Maxwell’s equations are** a set of four equations that can describe any phenomenon in electromagnetic theory. ** A thorough understanding in these two laws is required, to understand the theories of electromagnetism fully. In this article, we are going to discuss what Gauss’s law and Coulomb’s law are, their applications, the definitions, …

## What are Gauss’s laws and Coulomb’s laws?

Gauss’s law and Coulomb’s law are** two very important laws used in electromagnetic field theory. These are two of the most fundamental laws, which lead to the development of the electromagnetic field. ** These laws, along with Ampere’s law, lead to Maxwell’s equations.

## What would happen if two charges were of the same sign?

If these charges were of the same sign, F would be a positive value. This means the two charges are repelling each other. If these two charges are of different signs, F becomes a negative value; thus, describing an attraction between the two charges.

## Why is Gauss’s law considered more fundemental?

**Because Gauss’s law applies for both moving and stationary charges, while Coloumb’s law applies only for stationary charges **, Gauss’s law can be considered more fundemental. This is why Gauss’s law is one of the four Maxwell equations. The derivation of Gauss’s law from Coloumb’s law only works for stationary charges; for moving charges the derivation is invalid yet Gauss’s law still holds. However, Gauss’s law along with the information from Maxwell’s third equation that the c u r l E = 0 for stationary charges (since then B will be constant), can be used to derive Coloumb’s equation.
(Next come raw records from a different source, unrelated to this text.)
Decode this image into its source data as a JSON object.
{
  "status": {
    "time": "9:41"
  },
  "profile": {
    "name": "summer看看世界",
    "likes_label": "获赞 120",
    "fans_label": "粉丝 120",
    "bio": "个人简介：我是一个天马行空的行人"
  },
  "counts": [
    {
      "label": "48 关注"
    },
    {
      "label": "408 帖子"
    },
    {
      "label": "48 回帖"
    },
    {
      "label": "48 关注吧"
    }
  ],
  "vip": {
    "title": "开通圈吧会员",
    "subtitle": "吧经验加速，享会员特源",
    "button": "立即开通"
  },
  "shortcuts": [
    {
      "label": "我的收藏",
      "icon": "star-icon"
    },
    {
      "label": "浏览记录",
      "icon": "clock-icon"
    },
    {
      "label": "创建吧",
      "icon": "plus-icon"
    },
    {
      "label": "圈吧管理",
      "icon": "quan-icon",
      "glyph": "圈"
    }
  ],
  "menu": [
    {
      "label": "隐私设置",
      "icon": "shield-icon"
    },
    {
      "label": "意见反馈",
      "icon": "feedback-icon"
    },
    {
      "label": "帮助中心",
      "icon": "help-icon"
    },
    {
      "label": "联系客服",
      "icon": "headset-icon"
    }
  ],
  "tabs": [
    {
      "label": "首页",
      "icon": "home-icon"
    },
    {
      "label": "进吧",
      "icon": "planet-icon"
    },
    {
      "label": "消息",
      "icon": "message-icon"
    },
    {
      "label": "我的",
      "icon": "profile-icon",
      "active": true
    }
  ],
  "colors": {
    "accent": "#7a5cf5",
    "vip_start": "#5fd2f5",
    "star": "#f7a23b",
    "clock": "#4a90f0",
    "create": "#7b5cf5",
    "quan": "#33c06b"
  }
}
In short, Gauss’s law can be considered more fundemental because it** applies to both stationary and moving charges, ** while Coloumb’s law applies only to stationary charges.

## What is the meaning of "back up"?

Making statements based on opinion; back them up** with references or personal experience. **

## Is Gauss’ law an exponent?

From our derivation you see that Gauss’ law follows from the fact that the exponent in Coulomb’s law is exactly two. A 1 / r 3 field, or any 1 / r n field with n ≠ 2, would not give Gauss’ law. So Gauss’ law is just an expression, in a different form, of the Coulomb law of forces between two charges. In fact, working back from Gauss’ law, you can derive Coulomb’s law. The two are quite equivalent so long as we keep in mind the rule that the forces between charges are radial.

## Is Coulomb’s law more fundamental than Gauss’s law?

If we are only considering three spatial dimensions, then Coulomb’s and Gauss’s law are completely mathematically equivalent and** there is no basis to consider either to be more fundamental than the other. ** But in a number of dimensions other than three, they are no longer equivalent, and when theorists consider generalizing electromagnetism to other numbers of dimensions, they almost always keep Gauss’s law the same and modify Coulomb’s law. So in that very weak sense, one could consider Gauss’s law to be more fundamental. I discuss here why they do so. At the end of the day it basically boils down to a philosophical preference for mathematical elegance; until we actual find a universe with a different number of dimensions, there is no "right" answer.

## What is Coulomb’s law?

Coulomb’s law is often** one of the first quantitative laws encountered by students of electromagnetism. ** It describes the** force between two point electric charges. ** It turns out that it is equivalent to Gauss’s law. Coulomb’s law states that the force between two static point electric charges is proportional to the inverse square …

## Is the electric field integral?

If we consider the the electric field due to a spatially extended body with charge density ρ,** the sum becomes an integral over infinitesimal volume elements of the body **

## Is (47) Gauss’s law?

We can show that (47) is** equivalent to Gauss’s Law directly from the definition of divergence, **